## [What needs to be done]
In the entries that follow, how many lines include the string "COUNTY"? The answer is the number only.

## [Records supplied]
* * *

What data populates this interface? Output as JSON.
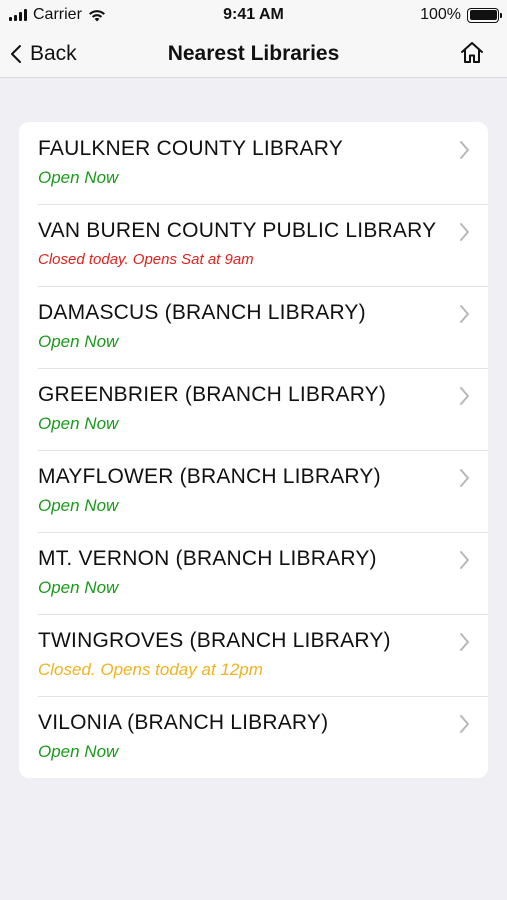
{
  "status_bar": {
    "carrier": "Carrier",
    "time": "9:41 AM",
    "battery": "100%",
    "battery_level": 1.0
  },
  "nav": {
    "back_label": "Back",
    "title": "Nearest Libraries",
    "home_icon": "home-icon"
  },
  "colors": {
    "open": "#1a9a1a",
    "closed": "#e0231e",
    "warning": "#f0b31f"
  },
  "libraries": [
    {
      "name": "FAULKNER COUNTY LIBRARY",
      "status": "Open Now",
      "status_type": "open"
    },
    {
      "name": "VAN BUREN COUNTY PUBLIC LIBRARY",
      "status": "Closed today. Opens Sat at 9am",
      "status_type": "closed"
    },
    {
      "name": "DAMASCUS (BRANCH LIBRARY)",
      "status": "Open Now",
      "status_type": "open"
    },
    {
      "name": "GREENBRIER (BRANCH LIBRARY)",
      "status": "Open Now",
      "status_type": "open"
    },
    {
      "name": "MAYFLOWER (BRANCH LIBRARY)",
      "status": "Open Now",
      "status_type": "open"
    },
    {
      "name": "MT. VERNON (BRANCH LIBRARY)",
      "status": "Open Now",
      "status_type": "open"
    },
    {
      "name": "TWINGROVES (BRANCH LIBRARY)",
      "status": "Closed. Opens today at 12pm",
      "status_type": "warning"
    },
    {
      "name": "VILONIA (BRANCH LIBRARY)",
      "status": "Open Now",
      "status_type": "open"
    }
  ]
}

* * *

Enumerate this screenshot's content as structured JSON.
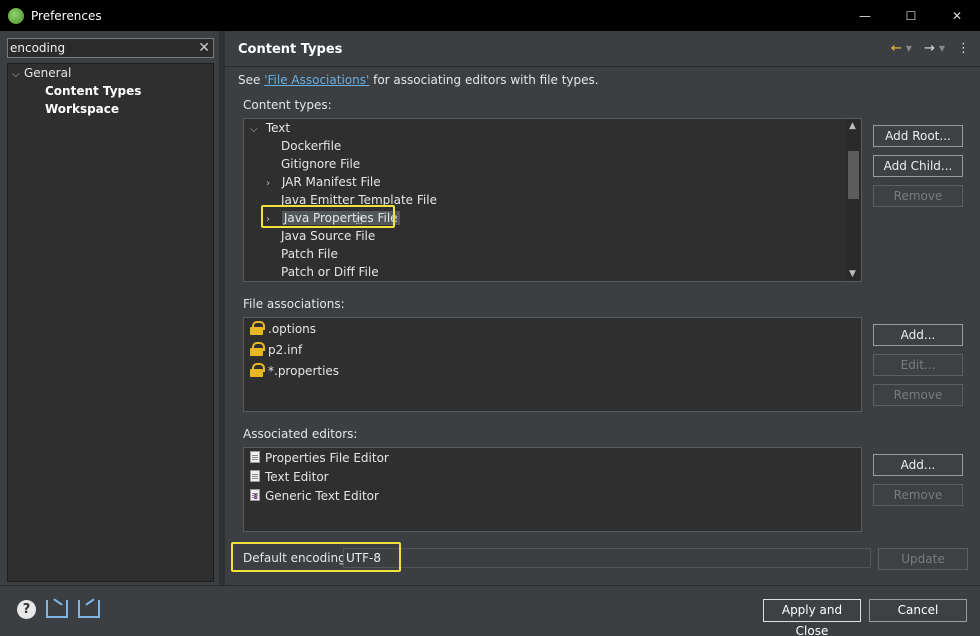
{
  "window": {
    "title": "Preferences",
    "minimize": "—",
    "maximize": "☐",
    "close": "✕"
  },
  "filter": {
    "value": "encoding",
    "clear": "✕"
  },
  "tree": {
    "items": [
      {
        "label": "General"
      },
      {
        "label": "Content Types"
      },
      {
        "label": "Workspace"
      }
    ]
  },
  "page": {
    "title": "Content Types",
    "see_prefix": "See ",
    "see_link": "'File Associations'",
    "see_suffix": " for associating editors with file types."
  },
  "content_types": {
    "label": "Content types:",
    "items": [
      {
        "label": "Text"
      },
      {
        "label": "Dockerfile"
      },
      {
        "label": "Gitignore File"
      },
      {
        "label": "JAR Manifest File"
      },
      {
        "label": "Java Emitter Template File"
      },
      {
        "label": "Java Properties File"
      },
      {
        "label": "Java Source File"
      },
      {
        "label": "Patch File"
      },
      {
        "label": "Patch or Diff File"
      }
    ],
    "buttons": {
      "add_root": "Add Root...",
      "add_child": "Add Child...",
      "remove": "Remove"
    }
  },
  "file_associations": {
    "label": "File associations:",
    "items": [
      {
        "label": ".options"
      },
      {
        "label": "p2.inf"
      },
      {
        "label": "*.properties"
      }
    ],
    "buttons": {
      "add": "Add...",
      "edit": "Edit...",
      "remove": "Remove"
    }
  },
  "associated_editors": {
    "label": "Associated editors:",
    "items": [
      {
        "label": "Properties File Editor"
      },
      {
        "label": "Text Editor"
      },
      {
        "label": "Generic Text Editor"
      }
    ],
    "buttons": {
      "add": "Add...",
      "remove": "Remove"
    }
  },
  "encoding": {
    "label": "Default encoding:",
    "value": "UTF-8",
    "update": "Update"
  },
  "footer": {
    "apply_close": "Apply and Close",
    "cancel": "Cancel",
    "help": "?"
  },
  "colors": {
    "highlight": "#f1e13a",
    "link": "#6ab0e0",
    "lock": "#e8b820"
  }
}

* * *

## [Task output]
2